Search the records for the string "thumb" and copy every line where it turns up.

-------------------------

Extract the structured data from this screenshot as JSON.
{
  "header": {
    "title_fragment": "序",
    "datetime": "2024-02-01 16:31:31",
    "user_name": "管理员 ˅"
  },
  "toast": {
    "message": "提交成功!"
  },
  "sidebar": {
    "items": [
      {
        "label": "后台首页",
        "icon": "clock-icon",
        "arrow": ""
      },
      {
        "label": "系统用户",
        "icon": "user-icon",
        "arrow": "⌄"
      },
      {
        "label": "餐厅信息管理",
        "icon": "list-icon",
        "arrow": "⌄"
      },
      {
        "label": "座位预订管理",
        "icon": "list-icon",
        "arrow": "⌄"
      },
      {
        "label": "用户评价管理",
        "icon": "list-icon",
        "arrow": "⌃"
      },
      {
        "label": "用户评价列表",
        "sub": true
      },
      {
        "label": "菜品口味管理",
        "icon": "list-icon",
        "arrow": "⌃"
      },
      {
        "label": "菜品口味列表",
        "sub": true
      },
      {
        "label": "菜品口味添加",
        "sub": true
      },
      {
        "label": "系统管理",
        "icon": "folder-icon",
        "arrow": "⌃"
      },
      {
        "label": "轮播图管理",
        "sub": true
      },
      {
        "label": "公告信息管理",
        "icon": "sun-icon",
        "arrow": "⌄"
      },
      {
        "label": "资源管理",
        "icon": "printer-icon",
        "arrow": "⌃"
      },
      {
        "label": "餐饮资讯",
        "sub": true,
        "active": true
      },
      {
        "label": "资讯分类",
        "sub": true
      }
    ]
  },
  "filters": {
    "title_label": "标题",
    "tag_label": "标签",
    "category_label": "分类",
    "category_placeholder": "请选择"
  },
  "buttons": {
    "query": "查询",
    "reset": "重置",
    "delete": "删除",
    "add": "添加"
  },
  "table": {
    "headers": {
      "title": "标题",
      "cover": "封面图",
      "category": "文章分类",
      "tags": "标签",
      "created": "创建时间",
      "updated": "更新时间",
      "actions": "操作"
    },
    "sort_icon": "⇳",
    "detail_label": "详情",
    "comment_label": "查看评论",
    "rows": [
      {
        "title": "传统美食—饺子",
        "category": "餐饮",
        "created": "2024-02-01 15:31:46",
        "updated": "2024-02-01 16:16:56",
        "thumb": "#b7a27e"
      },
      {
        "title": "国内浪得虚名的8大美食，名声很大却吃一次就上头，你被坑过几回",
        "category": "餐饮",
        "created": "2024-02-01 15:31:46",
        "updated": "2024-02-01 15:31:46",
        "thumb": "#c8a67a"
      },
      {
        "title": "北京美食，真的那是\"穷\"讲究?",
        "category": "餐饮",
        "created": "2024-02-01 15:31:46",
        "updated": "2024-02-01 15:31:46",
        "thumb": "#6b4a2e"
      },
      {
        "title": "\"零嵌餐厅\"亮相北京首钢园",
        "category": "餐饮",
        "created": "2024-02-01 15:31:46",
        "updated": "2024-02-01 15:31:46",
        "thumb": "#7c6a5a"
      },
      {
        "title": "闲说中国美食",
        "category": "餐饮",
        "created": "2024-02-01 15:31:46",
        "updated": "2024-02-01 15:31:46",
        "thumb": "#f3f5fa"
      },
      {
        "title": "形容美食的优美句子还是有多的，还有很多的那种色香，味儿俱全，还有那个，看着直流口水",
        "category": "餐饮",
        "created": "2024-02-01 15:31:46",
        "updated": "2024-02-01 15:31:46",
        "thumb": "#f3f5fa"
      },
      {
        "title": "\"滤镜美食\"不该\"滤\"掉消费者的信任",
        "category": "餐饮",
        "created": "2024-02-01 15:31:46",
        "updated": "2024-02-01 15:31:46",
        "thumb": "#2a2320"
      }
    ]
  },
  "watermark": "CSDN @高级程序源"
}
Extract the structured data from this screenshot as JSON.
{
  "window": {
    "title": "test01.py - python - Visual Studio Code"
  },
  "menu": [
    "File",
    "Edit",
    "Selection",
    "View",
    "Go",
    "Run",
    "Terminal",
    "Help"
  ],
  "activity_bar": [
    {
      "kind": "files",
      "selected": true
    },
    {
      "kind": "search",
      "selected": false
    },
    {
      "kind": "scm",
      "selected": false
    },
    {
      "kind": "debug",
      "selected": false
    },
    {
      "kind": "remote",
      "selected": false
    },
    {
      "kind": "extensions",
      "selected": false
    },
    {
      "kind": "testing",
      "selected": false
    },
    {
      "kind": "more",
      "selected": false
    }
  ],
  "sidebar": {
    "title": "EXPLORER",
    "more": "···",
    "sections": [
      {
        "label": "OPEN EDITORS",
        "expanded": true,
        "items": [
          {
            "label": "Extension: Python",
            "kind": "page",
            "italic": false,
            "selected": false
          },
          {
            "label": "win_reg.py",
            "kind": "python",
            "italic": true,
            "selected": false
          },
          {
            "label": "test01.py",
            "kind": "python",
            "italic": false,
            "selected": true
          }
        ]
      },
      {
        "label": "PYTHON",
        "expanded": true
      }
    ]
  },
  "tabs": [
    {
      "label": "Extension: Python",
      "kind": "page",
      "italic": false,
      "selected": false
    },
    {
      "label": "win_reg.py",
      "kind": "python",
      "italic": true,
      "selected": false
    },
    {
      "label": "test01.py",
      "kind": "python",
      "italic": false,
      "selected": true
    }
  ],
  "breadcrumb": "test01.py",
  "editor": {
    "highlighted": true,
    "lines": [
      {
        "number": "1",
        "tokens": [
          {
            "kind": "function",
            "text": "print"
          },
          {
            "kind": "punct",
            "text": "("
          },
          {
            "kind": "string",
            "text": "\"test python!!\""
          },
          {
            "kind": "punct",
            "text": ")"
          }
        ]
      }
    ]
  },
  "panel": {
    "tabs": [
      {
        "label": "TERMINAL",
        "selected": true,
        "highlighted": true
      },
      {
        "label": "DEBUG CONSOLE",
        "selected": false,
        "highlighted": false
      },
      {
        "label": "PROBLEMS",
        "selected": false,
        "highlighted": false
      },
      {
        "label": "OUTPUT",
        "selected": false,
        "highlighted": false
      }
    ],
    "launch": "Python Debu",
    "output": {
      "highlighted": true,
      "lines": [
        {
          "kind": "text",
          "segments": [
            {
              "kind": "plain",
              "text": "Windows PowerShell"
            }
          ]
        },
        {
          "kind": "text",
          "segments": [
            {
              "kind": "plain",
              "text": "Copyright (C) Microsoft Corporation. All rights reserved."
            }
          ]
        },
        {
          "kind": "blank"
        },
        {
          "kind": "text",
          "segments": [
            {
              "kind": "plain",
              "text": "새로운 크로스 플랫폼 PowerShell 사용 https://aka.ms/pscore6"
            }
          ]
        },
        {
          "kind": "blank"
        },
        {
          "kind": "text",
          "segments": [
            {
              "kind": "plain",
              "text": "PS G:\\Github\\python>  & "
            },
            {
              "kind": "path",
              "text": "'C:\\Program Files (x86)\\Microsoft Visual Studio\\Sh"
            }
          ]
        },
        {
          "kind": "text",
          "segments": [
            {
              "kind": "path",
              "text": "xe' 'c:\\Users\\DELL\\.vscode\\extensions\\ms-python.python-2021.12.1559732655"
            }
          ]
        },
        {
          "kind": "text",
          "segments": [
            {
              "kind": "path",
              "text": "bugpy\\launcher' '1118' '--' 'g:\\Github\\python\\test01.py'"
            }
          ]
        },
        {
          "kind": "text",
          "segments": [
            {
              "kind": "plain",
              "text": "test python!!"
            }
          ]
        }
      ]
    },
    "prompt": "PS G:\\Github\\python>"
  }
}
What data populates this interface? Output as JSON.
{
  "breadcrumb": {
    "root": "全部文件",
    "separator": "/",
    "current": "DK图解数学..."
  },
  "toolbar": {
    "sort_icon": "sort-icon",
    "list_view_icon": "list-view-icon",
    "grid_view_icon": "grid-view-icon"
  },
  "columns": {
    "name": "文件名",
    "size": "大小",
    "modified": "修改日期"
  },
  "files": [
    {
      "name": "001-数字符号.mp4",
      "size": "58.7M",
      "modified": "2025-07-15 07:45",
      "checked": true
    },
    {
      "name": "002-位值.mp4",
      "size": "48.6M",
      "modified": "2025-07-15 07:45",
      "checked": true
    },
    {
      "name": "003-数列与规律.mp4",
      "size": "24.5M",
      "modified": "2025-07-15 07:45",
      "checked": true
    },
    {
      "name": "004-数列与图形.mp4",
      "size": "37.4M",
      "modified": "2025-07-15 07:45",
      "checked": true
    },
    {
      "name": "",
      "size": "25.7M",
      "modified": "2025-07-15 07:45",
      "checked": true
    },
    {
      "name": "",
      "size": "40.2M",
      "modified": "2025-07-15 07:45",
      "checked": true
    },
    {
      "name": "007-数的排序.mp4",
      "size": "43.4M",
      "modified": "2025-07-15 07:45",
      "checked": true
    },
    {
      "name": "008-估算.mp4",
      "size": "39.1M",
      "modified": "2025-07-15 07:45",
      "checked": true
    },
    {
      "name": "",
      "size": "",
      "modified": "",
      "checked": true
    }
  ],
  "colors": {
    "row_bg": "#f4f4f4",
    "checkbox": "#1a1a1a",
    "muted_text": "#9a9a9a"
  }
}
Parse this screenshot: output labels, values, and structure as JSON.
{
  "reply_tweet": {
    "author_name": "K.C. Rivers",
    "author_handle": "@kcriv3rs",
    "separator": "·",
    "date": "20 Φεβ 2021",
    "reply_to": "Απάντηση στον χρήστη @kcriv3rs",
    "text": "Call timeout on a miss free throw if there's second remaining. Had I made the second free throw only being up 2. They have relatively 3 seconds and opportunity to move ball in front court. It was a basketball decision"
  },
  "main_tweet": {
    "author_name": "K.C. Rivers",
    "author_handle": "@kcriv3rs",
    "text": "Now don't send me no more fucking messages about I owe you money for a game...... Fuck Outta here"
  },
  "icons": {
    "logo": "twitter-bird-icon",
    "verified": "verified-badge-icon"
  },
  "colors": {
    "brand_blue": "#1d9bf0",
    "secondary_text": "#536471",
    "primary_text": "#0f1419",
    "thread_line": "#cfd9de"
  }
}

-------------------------

* **REPLY**
        "thumb": "#b7a27e"
        "thumb": "#c8a67a"
        "thumb": "#6b4a2e"
        "thumb": "#7c6a5a"
        "thumb": "#f3f5fa"
        "thumb": "#f3f5fa"
        "thumb": "#2a2320"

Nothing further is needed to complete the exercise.